(Data in this exercise)

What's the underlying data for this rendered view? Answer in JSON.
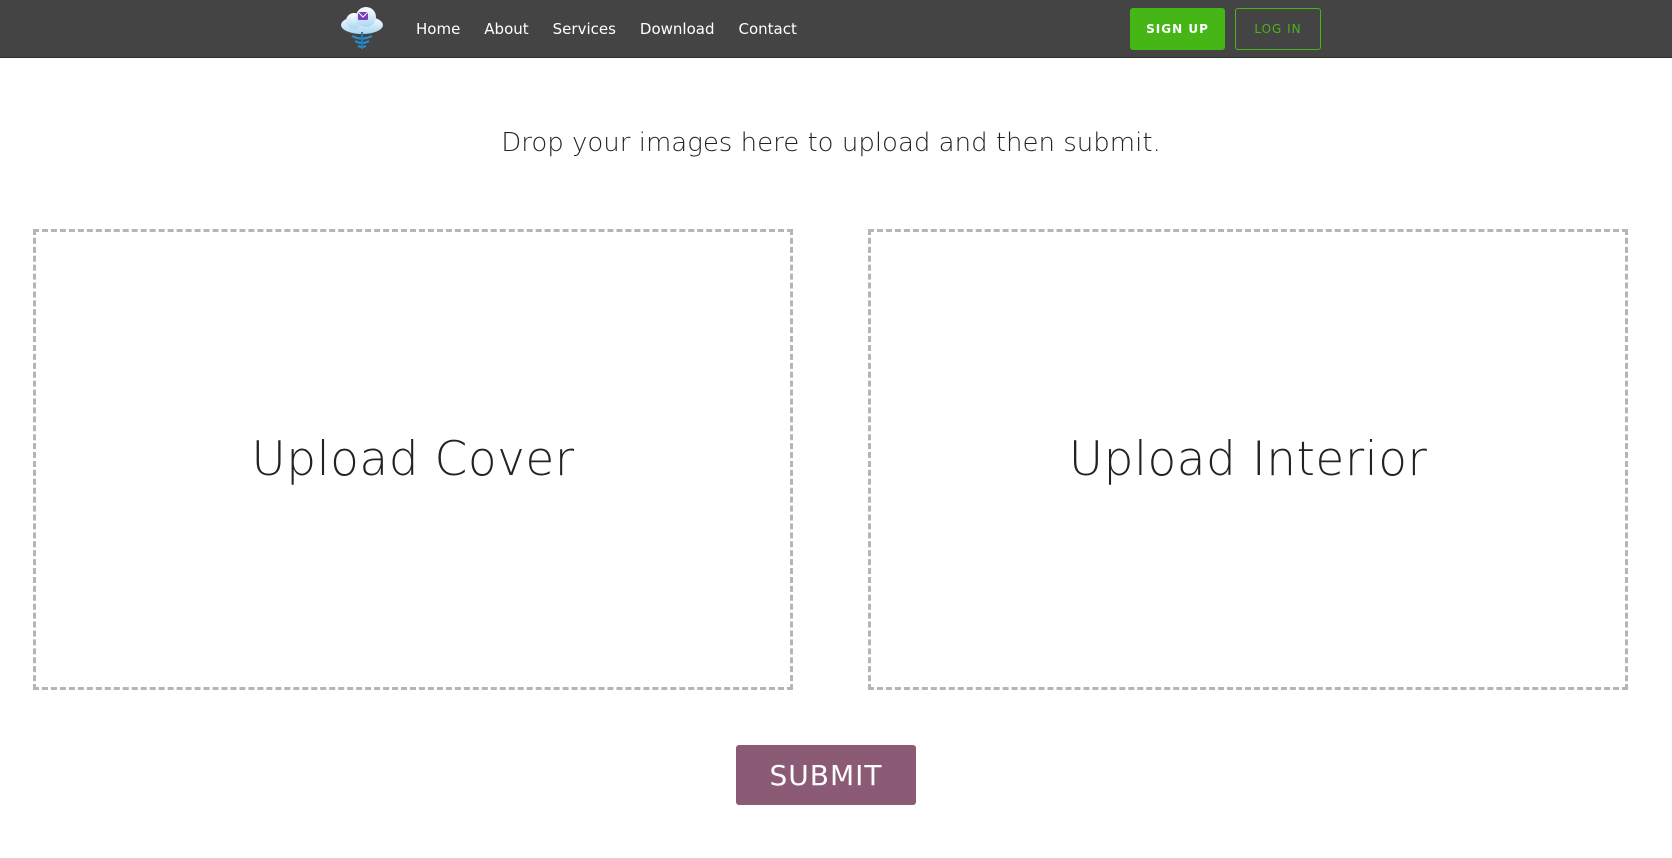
{
  "navbar": {
    "logo_icon": "cloud-mail-icon",
    "links": [
      "Home",
      "About",
      "Services",
      "Download",
      "Contact"
    ],
    "signup_label": "SIGN UP",
    "login_label": "LOG IN"
  },
  "main": {
    "headline": "Drop your images here to upload and then submit.",
    "dropzones": {
      "cover_label": "Upload Cover",
      "interior_label": "Upload Interior"
    },
    "submit_label": "SUBMIT"
  },
  "colors": {
    "navbar_bg": "#444444",
    "accent_green": "#46b617",
    "submit_bg": "#8b5a75",
    "dropzone_border": "#b5b5b5"
  }
}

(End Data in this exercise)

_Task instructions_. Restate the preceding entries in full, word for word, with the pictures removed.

_Finished task_.
What's the underlying data for this rendered view? Answer in JSON.
{
  "navbar": {
    "logo_icon": "cloud-mail-icon",
    "links": [
      "Home",
      "About",
      "Services",
      "Download",
      "Contact"
    ],
    "signup_label": "SIGN UP",
    "login_label": "LOG IN"
  },
  "main": {
    "headline": "Drop your images here to upload and then submit.",
    "dropzones": {
      "cover_label": "Upload Cover",
      "interior_label": "Upload Interior"
    },
    "submit_label": "SUBMIT"
  },
  "colors": {
    "navbar_bg": "#444444",
    "accent_green": "#46b617",
    "submit_bg": "#8b5a75",
    "dropzone_border": "#b5b5b5"
  }
}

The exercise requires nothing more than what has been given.